VOICE OF LIBERTY AFRICA: The Morsi-lization of Egypt and the Rise of Africa’s Newest Dictator ~ Fiyinfoluwa Elegbede
In line with the path his dictatorial predecessors have trodden, President Mohamed Morsi of the Arab Republic of Egypt recently emerged as the newest dictator in Africa.
While the continent has been plagued with series of dictators both in the past and present, Mr. Morsi seems to come to the highly enriched specialized camp guided with revolutionist experience and wealth of intellectual expertise which is already earning him a contending place in the TIME’s Person of the Year list.
Coupled with such enviable PR effort, Mr. Morsi also shares yet, another common feature with previous African Dictators through a potential entrusted fund from the International Monetary Fund of up to $4.8billion. With a financial chest as this, as well as a bought rising reputation within the intellectual world, we might as well be witnessing the emergence of the most sophisticated DICTATOR ever in world history.
The seeming success of Mr. Morsi’s dictatorial effort does not come without damning consequences and victims. Ranging from the angered protesters at Tahrir Square in Egypt, to the throng of tax-payers from developed world whose taxes constitutes the entirety of Mr. Morsi’s potential IMF largesse.
Also included in the list are another set of victims who are inflicted by ignorance, lack of intellect or their level of gullibility. These include the devoted welfare government apologists who seem to be willing to endorse Mr. Morsi’s dictatorial edict out of party, ethnic and or government welfare blind sympathy. Another set include the series of otherwise innocent persons whose sympathy are in support of Morsi having been fed with sponsored propaganda in major national and international media outlets on the justifiability of Mr. Morsi’s actions.
Regardless of either side of the coin a victim belongs, Mr. Morsi can confidently be ascertained to have initiated, and cruising confidently on a Morsi-lization course of Egypt and Egyptians. A most recent quickened approval of a new Draft Constitution by the Country’s Islamic-dominated panel despite a boycott by 30 liberal and Christian members speaks volume of how confidently Egypt is being conveniently Morsi-lized.
The international community, especially skeptics of foreign aid stand in keen observation of the IMF’s stance on Morsi’s established dictatorial tendencies. The question lies in how reasonable it is to entrust a $4.8billionmonetary loan with a clearly prospective dictator and despite political instability in the country.
Mr. Gerry Rice, the IMF Director of External Relations in a recent IMF press briefing maintained as much; as the IMF Executive Board’s will require no major change in the economic outlook and implementation plans are sustained, the loan is well a reality. In retrospect, this means Mr. Morsi’s agenda will be well protected by an immense financial backing, despite serious signs of authoritarian rulership.

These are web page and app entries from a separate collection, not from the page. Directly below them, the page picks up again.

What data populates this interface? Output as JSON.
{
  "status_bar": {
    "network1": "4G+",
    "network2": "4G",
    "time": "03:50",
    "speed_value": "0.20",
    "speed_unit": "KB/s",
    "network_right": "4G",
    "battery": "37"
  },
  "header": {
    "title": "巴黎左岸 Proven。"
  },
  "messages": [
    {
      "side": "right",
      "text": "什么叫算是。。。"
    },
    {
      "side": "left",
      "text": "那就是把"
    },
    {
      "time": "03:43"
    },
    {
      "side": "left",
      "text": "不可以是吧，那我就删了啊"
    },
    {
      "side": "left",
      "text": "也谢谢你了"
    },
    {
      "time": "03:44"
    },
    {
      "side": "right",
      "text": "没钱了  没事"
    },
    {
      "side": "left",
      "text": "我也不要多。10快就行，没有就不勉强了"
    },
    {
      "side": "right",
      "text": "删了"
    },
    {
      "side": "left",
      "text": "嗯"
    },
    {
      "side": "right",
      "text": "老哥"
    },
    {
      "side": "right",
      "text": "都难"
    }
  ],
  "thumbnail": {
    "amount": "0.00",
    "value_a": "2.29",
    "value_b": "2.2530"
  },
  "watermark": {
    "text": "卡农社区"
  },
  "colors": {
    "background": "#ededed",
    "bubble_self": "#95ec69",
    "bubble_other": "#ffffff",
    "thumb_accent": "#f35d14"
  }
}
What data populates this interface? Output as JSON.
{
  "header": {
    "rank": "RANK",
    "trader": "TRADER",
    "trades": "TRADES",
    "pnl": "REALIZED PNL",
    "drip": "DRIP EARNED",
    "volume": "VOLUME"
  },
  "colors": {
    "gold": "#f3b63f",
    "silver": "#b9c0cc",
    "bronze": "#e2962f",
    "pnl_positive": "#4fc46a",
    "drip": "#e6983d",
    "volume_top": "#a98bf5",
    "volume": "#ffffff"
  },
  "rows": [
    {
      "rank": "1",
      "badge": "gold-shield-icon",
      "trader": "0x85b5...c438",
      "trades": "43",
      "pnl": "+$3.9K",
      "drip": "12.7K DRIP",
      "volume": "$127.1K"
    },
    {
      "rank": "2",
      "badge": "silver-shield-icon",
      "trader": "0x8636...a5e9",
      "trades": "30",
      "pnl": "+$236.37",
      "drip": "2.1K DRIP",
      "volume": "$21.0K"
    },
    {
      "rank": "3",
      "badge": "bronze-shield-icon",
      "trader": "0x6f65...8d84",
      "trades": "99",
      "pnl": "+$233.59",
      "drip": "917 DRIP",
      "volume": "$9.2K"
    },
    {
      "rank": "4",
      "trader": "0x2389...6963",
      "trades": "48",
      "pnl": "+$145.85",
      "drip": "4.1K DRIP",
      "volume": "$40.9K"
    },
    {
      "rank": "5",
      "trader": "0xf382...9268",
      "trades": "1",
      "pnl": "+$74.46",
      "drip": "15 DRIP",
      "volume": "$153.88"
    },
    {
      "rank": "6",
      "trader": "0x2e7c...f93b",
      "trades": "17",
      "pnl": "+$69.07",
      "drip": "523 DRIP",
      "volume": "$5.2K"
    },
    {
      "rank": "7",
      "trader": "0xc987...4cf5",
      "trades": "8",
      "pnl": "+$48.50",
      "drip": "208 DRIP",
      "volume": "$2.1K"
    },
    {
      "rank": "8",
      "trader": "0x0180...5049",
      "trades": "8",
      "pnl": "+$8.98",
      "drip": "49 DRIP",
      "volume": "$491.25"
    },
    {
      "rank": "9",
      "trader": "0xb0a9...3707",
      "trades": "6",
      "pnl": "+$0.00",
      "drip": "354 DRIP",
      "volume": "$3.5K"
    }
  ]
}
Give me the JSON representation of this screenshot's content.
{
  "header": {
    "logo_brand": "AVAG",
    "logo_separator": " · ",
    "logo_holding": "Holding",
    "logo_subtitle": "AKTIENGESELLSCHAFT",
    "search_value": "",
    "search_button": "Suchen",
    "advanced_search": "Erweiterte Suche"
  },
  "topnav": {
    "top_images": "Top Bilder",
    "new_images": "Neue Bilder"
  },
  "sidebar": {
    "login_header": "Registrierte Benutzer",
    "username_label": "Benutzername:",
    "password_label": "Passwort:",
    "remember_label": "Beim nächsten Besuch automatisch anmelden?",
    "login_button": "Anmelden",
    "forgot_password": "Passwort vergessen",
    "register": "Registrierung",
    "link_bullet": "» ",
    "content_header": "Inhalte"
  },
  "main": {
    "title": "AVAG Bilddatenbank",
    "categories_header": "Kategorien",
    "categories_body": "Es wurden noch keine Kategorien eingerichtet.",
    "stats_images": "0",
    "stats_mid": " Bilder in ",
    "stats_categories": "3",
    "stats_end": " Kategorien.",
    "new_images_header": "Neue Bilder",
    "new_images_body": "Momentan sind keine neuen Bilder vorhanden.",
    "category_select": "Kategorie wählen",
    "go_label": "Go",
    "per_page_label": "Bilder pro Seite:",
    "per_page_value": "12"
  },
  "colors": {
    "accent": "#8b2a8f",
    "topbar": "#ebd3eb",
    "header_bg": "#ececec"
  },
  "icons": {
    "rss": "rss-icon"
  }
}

The people of Egypt and the international audience are left to strongly consider the implications of this financial backing on the economic and socio-political freedom of Egyptians and foreign investors in the country, as well as the concentration of “too much authority resting in too few hands” as expressedby the U.S. Secretary of State Hilary Clinton.
While the chance of a total breakdown of law and order through the ongoing political instability is not dismissible, the sustenance of economic investments remains under serious threat. How the IMF perceive this as no threat to the economic outlook of a country on the brink of breakdown, going by the momentum being gathered by protestersat Tahrir Square and the resultant spreadinto other cities of the frontline Arab nation, remains an open query before the final decisive seating of the Fund Board this December.
Like his authoritarian predecessors, and the current trend of happenings within the ruling Muslim Brotherhood party, much more can yet, be expected of Africa’s newest dictator which might possibly include an absolute monopolization of power, violent crushing of the opposition, shutting down of press and free speech and impoverishment of Egyptians at the benefit of an increasingly enriched ruling elite.
While protesting and elongated stay at the popular revolutionary Tahrir Square and other protesting locations holds as much possibilities and realities, the protesters (which Mr. Morsi once belonged to) must do more in equipping themselves towards handling the present situation. Intellectual enrichment will go a long way in not only seeing through the protest to a return of representative and participatory democracy, but also in dealing with its aftermath.
An act of tyranny must be rejected and fought against, and more importantly as Joachim Nabuco stated, “educate your children, educate yourselves in the love for the freedom of others, for only in this way will your own freedom not be a gratuitous gift from fate. You will be aware of its worth and have the courage to defend it.”
These were the very understanding and qualities found wanting in the ex-freedom fighter turn freedom abuser, Mohamed Morsi, ruler and Morsi-lizer of Egypt.
Fiyinfoluwa Elegbede, a major contributor to the VOICE OF LIBERTY AFRICA platform writes from the United States